Data section:
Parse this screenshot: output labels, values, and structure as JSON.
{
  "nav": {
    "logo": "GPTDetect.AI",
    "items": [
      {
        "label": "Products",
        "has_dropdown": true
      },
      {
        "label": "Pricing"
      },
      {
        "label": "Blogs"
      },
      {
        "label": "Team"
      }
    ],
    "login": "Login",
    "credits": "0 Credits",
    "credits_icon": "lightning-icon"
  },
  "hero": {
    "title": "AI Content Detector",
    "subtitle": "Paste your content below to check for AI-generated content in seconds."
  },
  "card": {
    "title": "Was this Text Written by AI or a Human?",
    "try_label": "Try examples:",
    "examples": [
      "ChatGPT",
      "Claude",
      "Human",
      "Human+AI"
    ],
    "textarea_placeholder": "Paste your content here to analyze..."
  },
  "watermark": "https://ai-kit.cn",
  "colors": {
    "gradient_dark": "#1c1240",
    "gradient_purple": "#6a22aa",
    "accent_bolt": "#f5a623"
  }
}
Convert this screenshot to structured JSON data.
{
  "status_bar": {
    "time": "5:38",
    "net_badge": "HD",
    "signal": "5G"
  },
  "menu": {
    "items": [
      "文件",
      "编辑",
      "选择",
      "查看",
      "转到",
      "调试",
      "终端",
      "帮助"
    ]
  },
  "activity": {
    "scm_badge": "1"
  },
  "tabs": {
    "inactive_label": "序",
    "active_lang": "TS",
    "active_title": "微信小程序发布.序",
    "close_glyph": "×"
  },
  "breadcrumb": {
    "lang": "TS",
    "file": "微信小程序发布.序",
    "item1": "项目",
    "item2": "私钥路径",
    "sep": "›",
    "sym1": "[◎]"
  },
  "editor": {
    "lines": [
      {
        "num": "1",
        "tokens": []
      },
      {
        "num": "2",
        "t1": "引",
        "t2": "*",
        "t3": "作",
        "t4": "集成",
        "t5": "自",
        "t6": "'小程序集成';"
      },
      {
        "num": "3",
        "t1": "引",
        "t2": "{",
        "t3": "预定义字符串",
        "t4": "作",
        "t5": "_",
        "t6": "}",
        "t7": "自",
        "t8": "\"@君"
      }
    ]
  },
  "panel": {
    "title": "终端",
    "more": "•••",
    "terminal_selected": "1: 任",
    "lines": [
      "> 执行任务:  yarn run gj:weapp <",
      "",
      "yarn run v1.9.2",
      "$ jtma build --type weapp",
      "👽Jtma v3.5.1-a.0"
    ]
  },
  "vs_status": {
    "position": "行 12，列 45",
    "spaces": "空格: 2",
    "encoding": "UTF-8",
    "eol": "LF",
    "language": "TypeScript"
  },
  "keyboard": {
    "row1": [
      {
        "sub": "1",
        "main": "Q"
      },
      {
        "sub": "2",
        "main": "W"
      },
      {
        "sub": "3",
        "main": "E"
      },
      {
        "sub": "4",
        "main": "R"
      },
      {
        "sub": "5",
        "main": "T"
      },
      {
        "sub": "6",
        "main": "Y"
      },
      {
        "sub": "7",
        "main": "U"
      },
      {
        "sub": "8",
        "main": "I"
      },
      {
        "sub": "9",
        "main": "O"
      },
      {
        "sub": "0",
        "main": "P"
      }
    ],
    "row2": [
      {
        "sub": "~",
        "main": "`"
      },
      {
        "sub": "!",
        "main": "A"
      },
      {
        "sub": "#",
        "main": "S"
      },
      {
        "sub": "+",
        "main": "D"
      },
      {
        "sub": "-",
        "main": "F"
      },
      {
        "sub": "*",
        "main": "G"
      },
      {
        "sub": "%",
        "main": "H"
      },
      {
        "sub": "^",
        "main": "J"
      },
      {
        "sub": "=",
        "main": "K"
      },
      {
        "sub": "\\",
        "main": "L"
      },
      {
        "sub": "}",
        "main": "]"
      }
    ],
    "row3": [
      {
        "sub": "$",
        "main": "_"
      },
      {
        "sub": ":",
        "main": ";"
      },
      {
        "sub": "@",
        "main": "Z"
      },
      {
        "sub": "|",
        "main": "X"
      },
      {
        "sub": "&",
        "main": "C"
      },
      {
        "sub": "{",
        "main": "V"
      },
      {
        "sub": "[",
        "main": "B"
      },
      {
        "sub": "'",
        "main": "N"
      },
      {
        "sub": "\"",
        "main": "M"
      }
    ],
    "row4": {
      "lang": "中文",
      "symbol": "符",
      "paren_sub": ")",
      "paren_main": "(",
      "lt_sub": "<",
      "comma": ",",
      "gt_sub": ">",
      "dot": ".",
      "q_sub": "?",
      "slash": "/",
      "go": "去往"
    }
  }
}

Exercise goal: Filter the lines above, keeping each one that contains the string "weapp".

Written reply:
      "> 执行任务:  yarn run gj:weapp <",
      "$ jtma build --type weapp",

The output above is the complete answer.